        Our free market system is vastly superior to the Socialist “common store” that, even in the best of times, is long on lines and short on everything else.

  • borborygmi

    of course there is the example from Katrina In addition to what they sold as a result of quickly re-opening their stores, Wal-Mart also provided a large amount of free merchandise, including prescription drugs, to those in the worst-hit areas of the Gulf Coast. For example, several truckloads of free items went to New Orleans evacuees staying at the Astrodome and the Brown Convention Center in Houston. Damn it why didn’t they price gouge. WalMart more ethical then Rob?

    • Rob

      Walmart, unlike a lot of smaller and more regional competitors, has a vast national network of stores and supply lines to fall back on.

      If Walmart doesn’t need to raise prices to maintain supplies in disaster-afflicted areas that’s a real testament to their business model. But not all businesses are Walmart.

    • robert108

      Free people making free choices, as opposed to govt mandates. The choice is easy. You left wingers just assume that everybody is as greedy and power hungry as you are.

  • reggy

    I don’t see how Christie saying, essentially, “try not to be dicks and if you break the law you’ll be punished” is some communist manifesto.

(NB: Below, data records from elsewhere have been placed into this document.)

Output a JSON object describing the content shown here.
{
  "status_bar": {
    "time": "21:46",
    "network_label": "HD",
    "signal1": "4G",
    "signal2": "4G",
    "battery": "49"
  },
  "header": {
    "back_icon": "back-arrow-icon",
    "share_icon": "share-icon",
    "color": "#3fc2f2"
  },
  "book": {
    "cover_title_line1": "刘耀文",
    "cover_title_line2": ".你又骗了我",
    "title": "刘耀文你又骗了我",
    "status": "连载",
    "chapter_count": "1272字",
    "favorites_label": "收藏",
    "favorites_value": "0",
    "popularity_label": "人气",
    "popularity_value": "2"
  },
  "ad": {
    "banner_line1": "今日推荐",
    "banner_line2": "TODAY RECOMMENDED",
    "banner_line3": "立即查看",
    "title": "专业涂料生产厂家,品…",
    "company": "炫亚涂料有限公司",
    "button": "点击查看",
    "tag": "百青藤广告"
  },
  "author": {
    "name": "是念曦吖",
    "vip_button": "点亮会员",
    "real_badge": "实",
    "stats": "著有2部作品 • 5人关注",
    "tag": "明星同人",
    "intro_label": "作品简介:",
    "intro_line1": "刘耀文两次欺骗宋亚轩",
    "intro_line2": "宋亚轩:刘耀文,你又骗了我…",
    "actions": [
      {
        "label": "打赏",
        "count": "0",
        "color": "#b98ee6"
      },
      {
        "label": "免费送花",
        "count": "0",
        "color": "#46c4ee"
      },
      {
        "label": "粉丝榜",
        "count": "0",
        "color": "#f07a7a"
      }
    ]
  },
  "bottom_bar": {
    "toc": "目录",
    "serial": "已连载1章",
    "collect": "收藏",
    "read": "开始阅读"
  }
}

    • Rob

      I don’t see where anyone is saying that it’s a communist manifesto.

      Just pointing out, accurately I might add, that the public is served best by a free market. Even in times of emergency.

      • robert108

        Especially in times of emergency. That’s where free markets shine.
        Immediately after Katrina, massive amounts of aid was available from private sources, and at a competitive price, but the govt monopoly delayed the supply and raised the price.

        • The Revealer

          Robot108: “….massive amounts of aid was available from private sources, and at a competitive price,…..

          Ya gotta be kidding me. Aid is given free of charge at the time of need.
          You sir, you need your brain examined. The sooner the better.

    • borborygmi

      Because where Commiemarxistsocialists worship the state and the community Rob worships the$. Compassion from him stops where it might cost him a buck.

      • robert108

        Actually, you guys worship power and other peoples’ money, and real Americans worship free people making free choices and keeping the money we earn. Your “compassion” is just a ruse to cover up your intent to enslave us with govt handouts.

        • The one you love

          Profits don’t make things more expensive, they make things not only cheaper, but more available.
          robert108 in reply to realitybasedbob

          Robot108: “….massive amounts of aid was available from private sources, and at a competitive price,…..”

  • robert108

    The higher price calls forth more supply; basic market econ. Right on target, port. Govt control to implement social policy crashed the mortgage and financial markets, and always produces much more harm than good. The problem is that it sounds “caring” and “fair”. We sure don’t need any more liberalism in this country. It has already done considerable damage.

  • JW-American

    now would be a good time for those super Couper’rs to open up their stashes and re-sell their basements full of food/stuff they didn’t need in the first place to help their neighbors.